The editorial board is a group of very thoughtful and hardworking people. They took a leap of faith with me. Which is something that you need in order to keep learning—the antidote for cynicism.

How does Colloquy help the GI community?

I think the answer already given is that it can (and this was already true of the journal before the Fall 2018 issue) help establish and sustain a sense of community. The GI is a different kind of community than the undergraduate program. People are coming from very different walks of life, age ranges, and backgrounds.

The other part I am particularly interested in is furthering the intellectual work happening in the GI, showcasing just how good the work of GI students is, and setting a standard for people to aspire to. I wanted Colloquy to participate in that to some extent. This is contingent on whether the best student writing is submitted to the journal, and whether students want to read the journal with the same seriousness with which submissions were put forth.

What have you learned about the GI community and the college since you started on this project?

I learned something I should have known all along, which is that there is an incredible diversity of students here. There is something that unites us and brings us together, but I don’t think I really understood that. There are lots of students I end up not running into, and I presumed I knew who all the GIs were.

Besides not knowing who they are—it’s hard to express this without sounding overwhelmingly cliché—students come from an incredibly diverse set of backgrounds. Which I think makes doing something like Colloquy very exciting, because people will have insights—because of their very different experiences—that you would never have thought of yourself.

If you have bought into the approach at St. John’s, and you’re reading these texts together, it’s amazing the kinds of connections you can make with other people. But I did not fully respect how eclectic the GI community was.

If you could go back to before you first started working on Colloquy, what’s one piece of advice you'd give your past self?

My concrete answer: don’t set your submission deadline two weeks before you publish. That would have saved a lot of pain and late nights.

But in all seriousness, I always think the answer to this question is obvious: I couldn’t and shouldn’t go back and tell my past self what I now know, because being involved in Colloquy was a massive educational experience. I had to make a lot of mistakes as a part of that process.
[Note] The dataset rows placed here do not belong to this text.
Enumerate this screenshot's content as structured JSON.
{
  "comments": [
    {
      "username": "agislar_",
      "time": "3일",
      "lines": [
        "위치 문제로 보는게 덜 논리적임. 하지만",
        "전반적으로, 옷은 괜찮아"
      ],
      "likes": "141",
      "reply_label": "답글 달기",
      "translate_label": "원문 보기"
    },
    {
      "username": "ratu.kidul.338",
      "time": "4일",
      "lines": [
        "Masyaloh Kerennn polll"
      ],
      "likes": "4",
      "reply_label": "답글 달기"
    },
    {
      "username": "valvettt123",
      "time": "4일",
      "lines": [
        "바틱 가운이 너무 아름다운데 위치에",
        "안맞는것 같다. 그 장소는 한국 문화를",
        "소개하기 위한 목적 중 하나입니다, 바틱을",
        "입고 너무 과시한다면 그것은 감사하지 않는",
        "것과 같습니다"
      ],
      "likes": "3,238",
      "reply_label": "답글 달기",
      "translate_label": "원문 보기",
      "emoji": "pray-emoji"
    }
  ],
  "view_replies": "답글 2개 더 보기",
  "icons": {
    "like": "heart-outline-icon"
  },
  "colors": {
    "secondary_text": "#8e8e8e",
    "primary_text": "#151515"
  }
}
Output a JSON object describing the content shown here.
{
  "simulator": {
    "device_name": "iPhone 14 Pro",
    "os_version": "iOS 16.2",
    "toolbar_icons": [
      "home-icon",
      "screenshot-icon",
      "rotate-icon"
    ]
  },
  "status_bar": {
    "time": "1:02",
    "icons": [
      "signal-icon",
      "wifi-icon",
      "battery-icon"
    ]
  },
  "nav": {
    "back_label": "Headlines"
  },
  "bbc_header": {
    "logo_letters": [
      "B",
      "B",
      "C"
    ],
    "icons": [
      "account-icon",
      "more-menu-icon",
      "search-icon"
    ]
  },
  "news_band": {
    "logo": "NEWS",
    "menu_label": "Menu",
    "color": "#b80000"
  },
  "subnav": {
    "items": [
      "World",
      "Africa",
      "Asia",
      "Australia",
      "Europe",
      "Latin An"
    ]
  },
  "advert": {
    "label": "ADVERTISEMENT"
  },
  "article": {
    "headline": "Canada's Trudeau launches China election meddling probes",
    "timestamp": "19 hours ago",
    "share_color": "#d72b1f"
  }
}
And I don’t think you can get the latter—the education—without the former, the mistakes.

What’s next for Colloquy?

I am looking for a successor, but it’s a voluntary position with no compensation. Every semester we put out a robust call for people to be involved in any capacity with Colloquy. I’m hoping we can get new people involved, but it’s often difficult with the GI because most students are only there for two years.

Right now, we’re in a precarious situation where at least four of the five current editors are in or nearing their last semester, so the future depends on who decides to get involved—the new blood that will be involved. One of our initiatives this semester has been to try and set up protocols, templates, and methods for running Colloquy so the handoff can be smoother.